Ethical and Friendly Researchers, but not Insiders: A Response to Blodgett, Boyer, and Turk
This commentary is a response to the article by Lisa J. BLODGETT, Wanda BOYER, and Emily TURK (2005) in this issue of FQS. The original article describes ethical challenges and relational issues within a large, ongoing, qualitative study about the development of self-regulation in early childhood. Those authors focus in particular upon: (a) obtaining free and informed consent, (b) working with vulnerable populations, and (c) balancing insider and outsider roles.

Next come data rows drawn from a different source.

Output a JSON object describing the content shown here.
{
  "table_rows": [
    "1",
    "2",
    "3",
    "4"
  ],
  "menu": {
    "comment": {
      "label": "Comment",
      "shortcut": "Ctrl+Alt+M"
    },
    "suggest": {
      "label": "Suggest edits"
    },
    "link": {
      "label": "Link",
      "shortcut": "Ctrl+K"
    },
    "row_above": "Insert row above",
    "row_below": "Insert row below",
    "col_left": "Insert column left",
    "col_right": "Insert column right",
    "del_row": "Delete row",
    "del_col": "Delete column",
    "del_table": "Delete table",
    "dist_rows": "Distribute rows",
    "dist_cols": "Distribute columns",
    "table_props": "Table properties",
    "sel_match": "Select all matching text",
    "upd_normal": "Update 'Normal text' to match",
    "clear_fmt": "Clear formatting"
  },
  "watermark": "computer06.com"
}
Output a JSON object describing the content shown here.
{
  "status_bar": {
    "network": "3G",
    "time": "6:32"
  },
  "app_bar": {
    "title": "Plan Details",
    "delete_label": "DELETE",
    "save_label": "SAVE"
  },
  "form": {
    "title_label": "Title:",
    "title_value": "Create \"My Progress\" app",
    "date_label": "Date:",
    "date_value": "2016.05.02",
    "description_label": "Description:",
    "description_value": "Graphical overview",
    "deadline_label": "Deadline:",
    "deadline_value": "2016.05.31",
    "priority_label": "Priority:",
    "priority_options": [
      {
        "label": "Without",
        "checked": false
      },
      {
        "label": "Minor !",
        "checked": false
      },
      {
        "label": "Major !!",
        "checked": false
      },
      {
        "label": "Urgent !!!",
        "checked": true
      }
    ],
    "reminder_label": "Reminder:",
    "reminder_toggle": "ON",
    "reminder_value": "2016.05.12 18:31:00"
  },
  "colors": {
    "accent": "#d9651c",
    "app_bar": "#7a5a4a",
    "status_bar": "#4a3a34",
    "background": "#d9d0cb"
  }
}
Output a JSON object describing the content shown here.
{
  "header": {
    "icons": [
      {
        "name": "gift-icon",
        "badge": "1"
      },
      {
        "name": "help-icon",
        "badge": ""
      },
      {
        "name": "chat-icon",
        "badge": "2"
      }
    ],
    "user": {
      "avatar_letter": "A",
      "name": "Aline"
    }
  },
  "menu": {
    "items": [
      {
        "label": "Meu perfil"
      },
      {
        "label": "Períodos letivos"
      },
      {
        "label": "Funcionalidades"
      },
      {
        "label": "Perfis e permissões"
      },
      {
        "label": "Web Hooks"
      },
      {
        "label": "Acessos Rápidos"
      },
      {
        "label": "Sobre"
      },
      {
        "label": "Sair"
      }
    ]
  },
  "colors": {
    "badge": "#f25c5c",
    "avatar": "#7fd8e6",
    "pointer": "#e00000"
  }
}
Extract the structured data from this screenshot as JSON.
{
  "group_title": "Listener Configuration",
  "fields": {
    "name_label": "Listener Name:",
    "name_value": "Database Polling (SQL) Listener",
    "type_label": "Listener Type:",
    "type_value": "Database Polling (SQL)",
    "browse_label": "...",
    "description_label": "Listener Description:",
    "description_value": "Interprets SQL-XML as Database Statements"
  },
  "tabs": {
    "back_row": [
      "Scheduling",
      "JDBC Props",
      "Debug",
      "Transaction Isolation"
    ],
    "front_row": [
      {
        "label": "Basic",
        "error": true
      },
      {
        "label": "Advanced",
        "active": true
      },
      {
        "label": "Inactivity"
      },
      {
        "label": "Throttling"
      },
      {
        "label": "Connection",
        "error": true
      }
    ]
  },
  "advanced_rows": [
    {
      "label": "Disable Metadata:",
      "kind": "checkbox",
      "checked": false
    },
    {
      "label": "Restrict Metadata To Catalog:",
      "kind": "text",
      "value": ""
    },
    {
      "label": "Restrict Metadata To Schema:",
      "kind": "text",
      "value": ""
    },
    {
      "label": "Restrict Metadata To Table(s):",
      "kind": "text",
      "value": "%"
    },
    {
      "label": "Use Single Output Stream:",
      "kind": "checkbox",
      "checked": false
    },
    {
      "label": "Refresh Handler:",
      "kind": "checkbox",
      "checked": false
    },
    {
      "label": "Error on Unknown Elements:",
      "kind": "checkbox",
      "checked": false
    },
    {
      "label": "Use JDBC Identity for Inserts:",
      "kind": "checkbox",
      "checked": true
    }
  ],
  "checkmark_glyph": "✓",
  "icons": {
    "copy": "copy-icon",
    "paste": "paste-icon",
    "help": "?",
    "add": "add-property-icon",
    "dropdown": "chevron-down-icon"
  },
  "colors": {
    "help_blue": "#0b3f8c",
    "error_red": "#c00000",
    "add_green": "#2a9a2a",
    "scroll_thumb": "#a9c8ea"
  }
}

I identify some key strengths of the research that may provide useful models for other researchers, while cautioning against the evident overgeneralization of the term "insider." BLODGETT et al. clearly demonstrate that they are ethical and friendly researchers, but they are not insiders in the daycare settings where their research takes place. I conclude with a call for researchers to seriously consider and empirically document what it might mean to adopt a subject-centered perspective on research ethics.
research ethics; researcher-participant relationships; insider-outsider roles; subject-centered perspective